“I’m just trying to imagine what Kant would make of this.”
“I don’t think he’d have a problem with it.”
“Think about what this could mean for the cause of education. Forty million people will watch you on Twenty-One.”
It is at this point that I press the STOP button on the remote and ask that the lights be turned on in the classroom.
After teaching the film Quiz Show for the past six years I had an epiphany: If we pause the film at this pivotal moment, then we can examine the generally unnoticed relationship between schools of philosophy and the process of making life-changing decisions.
It has often been said that everyone, at their core, is either a Platonist or an Aristotelilan. W.H. Auden, in his essay The Greeks and Us, refutes this by stating, “it seems to me that there are more contrasted and significant divisions than this.” Agreed, and the lines quoted above are an example of such a “more contrasted and significant” division.
Charles Van Doren, instructor at Columbia, after being offered the opportunity to win on the quiz show Twenty-One by being asked only questions that he already knew the answers to, wonders aloud about how someone like Immanuel Kant, the German philosopher famous for his belief in Categorical Imperatives (rules that can never - under any circumstances - be broken), might deal with this situation.
His interlocutors - first Albert Freedman, and then Dan Enright - do their best to turn Van Doren to their way of thinking.

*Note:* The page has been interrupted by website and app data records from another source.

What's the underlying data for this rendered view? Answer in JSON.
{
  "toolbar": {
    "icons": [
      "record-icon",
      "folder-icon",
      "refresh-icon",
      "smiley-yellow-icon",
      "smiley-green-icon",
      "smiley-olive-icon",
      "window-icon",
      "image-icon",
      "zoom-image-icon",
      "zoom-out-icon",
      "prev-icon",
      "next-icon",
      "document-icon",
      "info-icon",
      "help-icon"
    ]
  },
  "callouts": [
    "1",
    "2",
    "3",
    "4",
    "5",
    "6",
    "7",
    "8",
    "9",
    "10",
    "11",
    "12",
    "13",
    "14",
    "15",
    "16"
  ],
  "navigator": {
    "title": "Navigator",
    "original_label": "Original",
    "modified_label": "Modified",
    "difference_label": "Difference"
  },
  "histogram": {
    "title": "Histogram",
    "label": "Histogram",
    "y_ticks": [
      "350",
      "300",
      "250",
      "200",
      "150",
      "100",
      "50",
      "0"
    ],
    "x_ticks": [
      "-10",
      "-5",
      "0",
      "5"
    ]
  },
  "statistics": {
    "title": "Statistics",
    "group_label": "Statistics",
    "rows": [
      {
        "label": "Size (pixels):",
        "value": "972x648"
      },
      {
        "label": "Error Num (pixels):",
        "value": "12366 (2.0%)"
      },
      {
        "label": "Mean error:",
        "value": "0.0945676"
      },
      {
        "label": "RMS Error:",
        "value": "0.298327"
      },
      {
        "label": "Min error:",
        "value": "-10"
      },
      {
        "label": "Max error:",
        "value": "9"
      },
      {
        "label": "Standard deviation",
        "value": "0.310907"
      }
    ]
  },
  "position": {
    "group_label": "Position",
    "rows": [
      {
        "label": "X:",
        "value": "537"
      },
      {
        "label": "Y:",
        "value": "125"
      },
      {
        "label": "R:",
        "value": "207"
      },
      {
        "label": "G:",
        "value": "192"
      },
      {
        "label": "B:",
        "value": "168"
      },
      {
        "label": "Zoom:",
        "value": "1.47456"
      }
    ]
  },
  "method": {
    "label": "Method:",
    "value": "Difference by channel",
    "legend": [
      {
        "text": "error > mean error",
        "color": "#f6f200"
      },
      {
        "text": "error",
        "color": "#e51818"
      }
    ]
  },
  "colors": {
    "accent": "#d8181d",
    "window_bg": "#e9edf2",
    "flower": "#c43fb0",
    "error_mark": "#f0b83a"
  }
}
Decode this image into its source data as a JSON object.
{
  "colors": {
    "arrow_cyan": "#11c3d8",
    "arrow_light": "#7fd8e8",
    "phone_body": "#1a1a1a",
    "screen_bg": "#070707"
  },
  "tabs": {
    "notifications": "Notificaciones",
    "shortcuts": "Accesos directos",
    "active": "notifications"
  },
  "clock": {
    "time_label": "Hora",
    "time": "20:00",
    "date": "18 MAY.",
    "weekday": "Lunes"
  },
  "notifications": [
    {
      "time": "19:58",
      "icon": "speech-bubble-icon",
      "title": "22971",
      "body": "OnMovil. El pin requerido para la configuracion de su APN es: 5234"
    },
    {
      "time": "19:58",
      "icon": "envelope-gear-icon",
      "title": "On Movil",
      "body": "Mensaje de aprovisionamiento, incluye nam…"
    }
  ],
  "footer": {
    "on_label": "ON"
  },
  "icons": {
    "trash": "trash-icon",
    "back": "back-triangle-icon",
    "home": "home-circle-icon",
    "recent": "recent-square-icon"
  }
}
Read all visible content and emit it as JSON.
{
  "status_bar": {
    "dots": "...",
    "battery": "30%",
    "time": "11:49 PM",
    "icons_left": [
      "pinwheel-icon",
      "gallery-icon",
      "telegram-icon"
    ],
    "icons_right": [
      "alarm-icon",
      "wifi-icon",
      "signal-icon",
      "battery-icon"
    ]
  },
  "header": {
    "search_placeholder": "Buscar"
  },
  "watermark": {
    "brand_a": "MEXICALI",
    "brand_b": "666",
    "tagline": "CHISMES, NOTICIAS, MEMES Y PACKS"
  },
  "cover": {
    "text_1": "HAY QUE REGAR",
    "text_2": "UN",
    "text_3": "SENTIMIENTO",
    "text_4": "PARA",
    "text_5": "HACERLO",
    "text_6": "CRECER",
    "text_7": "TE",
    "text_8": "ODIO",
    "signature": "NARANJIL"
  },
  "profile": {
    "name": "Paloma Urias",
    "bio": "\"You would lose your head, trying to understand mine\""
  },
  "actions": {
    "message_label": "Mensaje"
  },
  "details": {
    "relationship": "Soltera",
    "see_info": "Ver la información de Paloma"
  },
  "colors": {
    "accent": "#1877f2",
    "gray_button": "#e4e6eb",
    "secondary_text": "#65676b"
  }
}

Freedman, who probably thinks Kant is one of Charlie’s poker buddies, claims that Kant wouldn’t “have a problem with it”. The more subtle Enright appeals to Charlie’s devotion to education: Imagine how many young people will now think that learning is cool. Jeremy Bentham and his student John Stuart Mill, the earliest proponents of what is called Classical Utilitarianism (doing the most good for the greatest number of people - ends justify means), would have been proud.
Whenever we have been perched upon the horns of a dilemma such as that which formed the basis for this film, we have felt the internal tug-of-war either to stand by our principles (Kant) or to be swayed by how many people we might help (Bentham/Mill).
As the rest of the film shows, the most important thing about any particular decision that we make is ultimately what role that decision plays in the formation of who we are in the depths of our being: in Christian terms, in our relationship with God and with the person whom He intends us to be.
To walk away from the offer will put Van Doren on a particular life-path, and to enter this deception will be the first step on a very different journey. As the film—based on the real-life events of those involved with the quiz show scandals of the 1950s—illustrates, not only are there a number of moments that one can walk away from a bad decision, but that the walking-away gets more and more difficult over time.
In a course entitled Christian Manhood the goal is not to turn students into clones of Immanuel Kant or Jeremy Bentham, but to shine a light on the limitations of both views of ethics and to offer a third way (actually, a fourth way, since Existentialism/Nihilism is also taken into account) known by a variety of names: Virtue Ethics, Christian Personalism, Rta, the Tao, Logos, the Gospel.
In this course we try to awaken and energize within each student the longing to be his best self, to be the person who God, in His eternal vision, sees when He looks at us. Despite the lasting influence of Kant, Bentham, Mill, Sartre, Nietzsche, and so many more, none who follow directly in any of their footsteps will walk the path that leads to that person. Unlike any ethicist, God has bigger concerns than what we do or what consequences flow from our actions. For Him the only real issue is who we become because of what we do and how we learn from what consequences we bring into the world.
For the Christian, it is only the path of Christ and His Gospel that matters, and, unlike any merely ethical road, this one leads to the true self, to the person who is already residing in the eternal present of the Father’s Kingdom.